Both intrigued and scared, we got out and started to look around. Karl and Meghan beelined over to the records while I perused the other stuff. Books and zines were spread across the driveway and while it was an encouragingly odd mix, I didn’t find anything I needed to bring home.
Most of the cassettes were of the indie/weird variety, but there were a couple of cheesy looking motivational items as well.
They also had a handful of t-shirts and other random items.
I think I was the only one to leave this sale empty-handed.
At this point we were sort of close to an estate sale that had been listed as “What a digger!” Honestly, I am not sure what the sellers think that “digger” means … everything was arranged fairly neatly, maybe there were a few boxes that needed to be unearthed in the basement but on the overall scales of estate sale this one was pretty sane and tidy. And expensive … they had a few items I was sort of drawn to, but not for what they were asking.
This was not one of them — I do not want this in my house for any price.
One room had an odd assortment of toys and games. This pink elephant and mutant-looking dog seemed to belong together. I don’t know what is up with that “Jogger” thing in the background.
At one point Meghan called out, “I love Benji!” I thought it was a random proclamation, but no.
As we drove away we decided that the three most overused words in sale ads at the moment are “digger,” “picker,” and “hoarder.” Sometimes your sale is just a sale. You don’t have to make it sound like whatever dumb show is on TV right now. If your sale isn’t potentially hazardous I don’t consider it a digger, and if you are selling your own items you are pretty much by definition not a hoarder. As for pickers, I think Meghan said it best earlier this year: “You don’t need to carry a fucking loupe and a flash light with you to yard sales. Yes, I get that you saw that on TV, but are you Frank Fritz? No. You aren’t.”
We stopped at one sale where they had this wacky outfit hanging up.
Karl bought a perfectly-sized-for-records wooden crate from them and found out they were moving to Berkeley, where I’m from — one of the sellers asked me if I had any advice and I couldn’t think of a thing. I should have told her not to take the brown acid — yes, that is Woodstock, not Berkeley, but hippies gonna … hip? The seller also told me a funny phrase she had heard to describe newer-style hippies, but sadly I have completely forgotten it now.
We then drove by this sign for a “Stupid Sale.”
I remembered that Meghan had blogged about going to a “Stupid Sale” a few years back and I thought she’d said it had been bad, but now that I look at the post again I see that it turned out to be “so stupid that [she] couldn’t even find it.” We didn’t end up going to this one, but we did have a discussion about how if you are going to call your sale stupid, you might as well take it all the way and write “STOOPID.”
That turned out not to be the only stupid sign we saw.

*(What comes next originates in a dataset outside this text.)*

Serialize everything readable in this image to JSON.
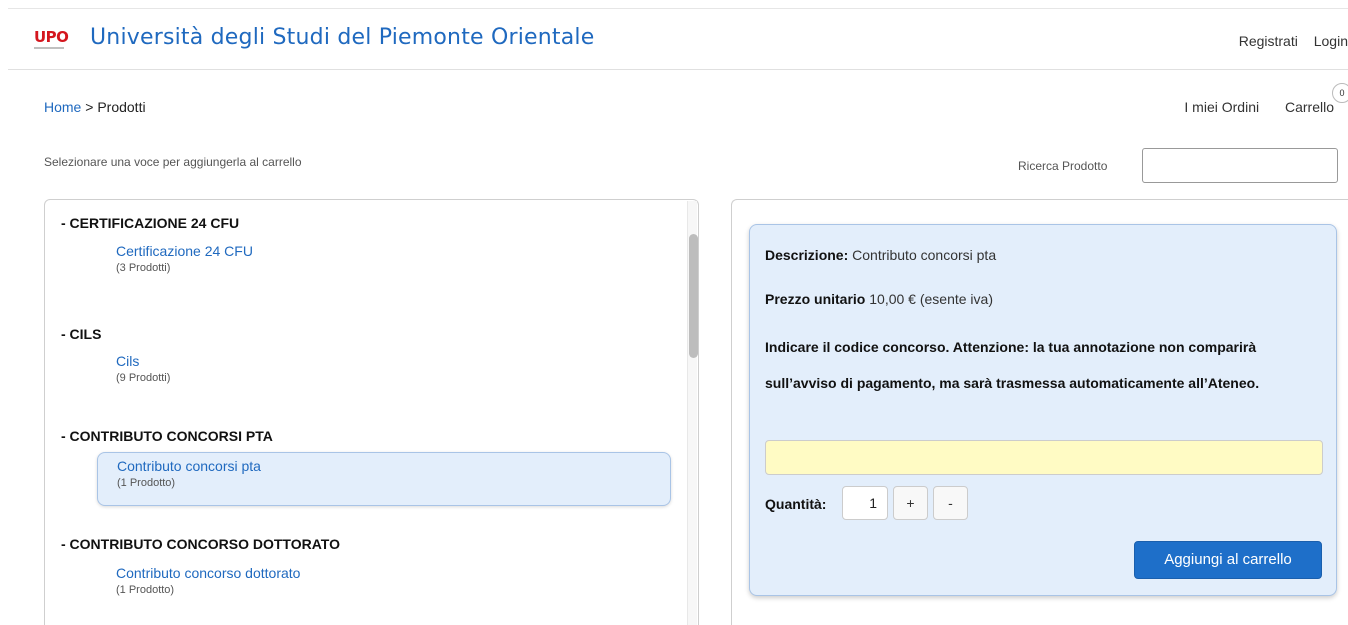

BARGANS, anyone?
And there was this — though technically not so much stupid as dyslexic.
This other sign was cute — not stupid at all (unless you count the fact that it was lying on the ground in front of the sale, which I suppose isn’t really the best advertising method).
We went to a few more sales, but honestly it’s a blur. All I can tell you is that we saw a family of dog statues …
… and a $200 lobster painting.
All in all, I was happy with the few purchases I made and it was a pretty fun day.